We therefore require someone who has a vast breadth and depth of knowledge and understanding, who is yet unswayed by any particular side. You might argue that such a thing seems impossible; but I’d reply that we deserve it, and therefore, it doesn’t matter what’s possible or not. It should be ours, and that’s all there is to it. Go make it so.
The task is complicated a bit by the fiduciary side. If one side or another pays your fact-checker, the fact-checker is likely to be biased in that direction. One could, of course, attempt to pay one’s checker without announcing one’s own biases; but who, exactly, is quite so entirely public-spirited that they’d put hard-earned money into someone who’s likely to make it harder for them to earn money? If I, say, purveyed encyclopedias door to door, I’d be completely broke, but that’s not my point. Even if I didn’t tell the fact-checker my identity, the knowledge would eventually filter into society, as the fact-checks began making themselves known. Would I want a fact-checker who would conscientiously speak what that checker believes to be true, even if it might hurt the encyclopedia industry? Probably not. But if I did, wouldn’t I potentially be destroying myself? That is, unless I could trust others to also fund truthfinding efforts which might damage them, I’d be in an uncomfortable position. I’d be paying to put myself at a disadvantage.
You might argue that it’s the right thing to do; but if my business opponents were out there telling people that encyclopedias make your brain melt, whereas Wikipedia, they claim, raises your IQ, I might run out of money and be unable to fund my fact-checking.
(Can we simply trust others to act in an honest, upright fashion?

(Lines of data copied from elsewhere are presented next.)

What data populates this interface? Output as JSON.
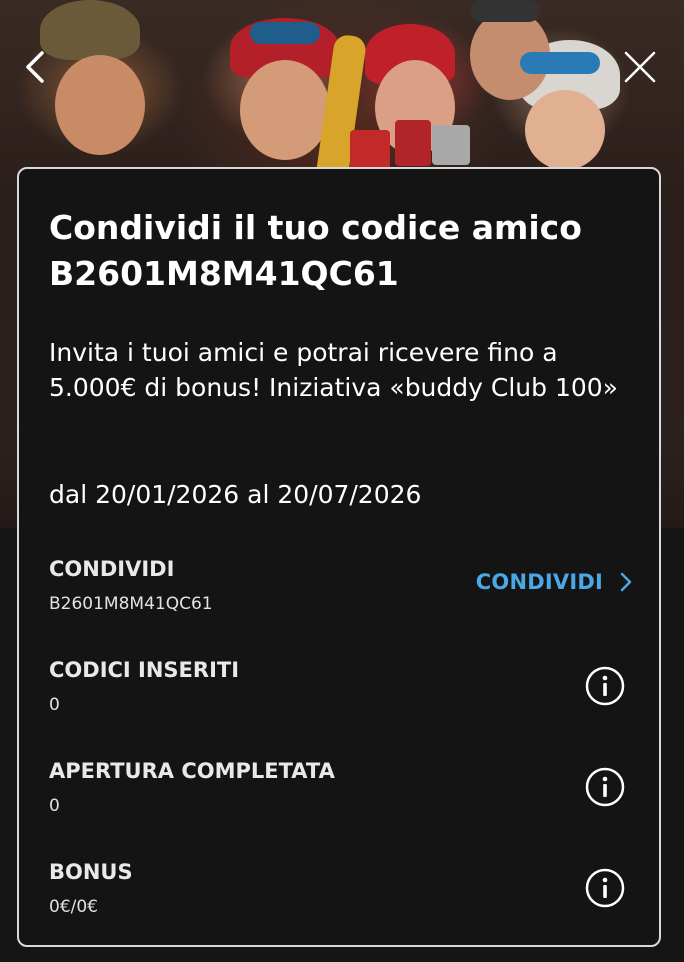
{
  "header": {
    "back_icon": "chevron-left-icon",
    "close_icon": "close-icon"
  },
  "card": {
    "title": "Condividi il tuo codice amico B2601M8M41QC61",
    "description": "Invita i tuoi amici e potrai ricevere fino a 5.000€ di bonus! Iniziativa «buddy Club 100»",
    "period": "dal 20/01/2026 al 20/07/2026"
  },
  "rows": {
    "share": {
      "label": "CONDIVIDI",
      "value": "B2601M8M41QC61",
      "action_label": "CONDIVIDI",
      "action_icon": "chevron-right-icon"
    },
    "codes": {
      "label": "CODICI INSERITI",
      "value": "0",
      "icon": "info-icon"
    },
    "opening": {
      "label": "APERTURA COMPLETATA",
      "value": "0",
      "icon": "info-icon"
    },
    "bonus": {
      "label": "BONUS",
      "value": "0€/0€",
      "icon": "info-icon"
    }
  },
  "colors": {
    "accent": "#4aa8e6",
    "card_background": "#141414",
    "card_border": "#d9d9d9",
    "text": "#ffffff"
  }
}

Well, no. If we had that sort of belief in others, we would specifically have no need for fact-checkers.)
We can’t speak for OTHER gigantic faceless corporations, but here at Dark Lord MegaEvilVillainCorp, we have a simple solution:
We go and hire the very-best fact-checkers we can, at a very reasonable wage.
We tell them we want them to ferret out the Truth, as best they can, as disinterestedly as they can.
Then we feed them large draughts from the River Lethe, so they don’t remember a damn thing. And that’s when we turn them loose.
You’d think it would be a problem, having fact-checkers with constant memory loss. But they don’t seem to mind at all, and neither does the public.
Or if they do mind, they’ve forgotten.
The preceding essay was brought to you by Dark Lords For Azathoth, and may not necessarily reflect the views of the being who wrote, edited, posted, and marketed this document.
My name is Jeff Mach (“Dark Lord” is optional) and I build communities and create things. Every year, I put on Evil Expo, the Greatest Place in the World to be a Villain. I also write a lot of fantasy and science fiction. You can get most of my books right here. Go ahead, order “I HATE Your Prophecy“ It may make you into a bad person, but I can live with that.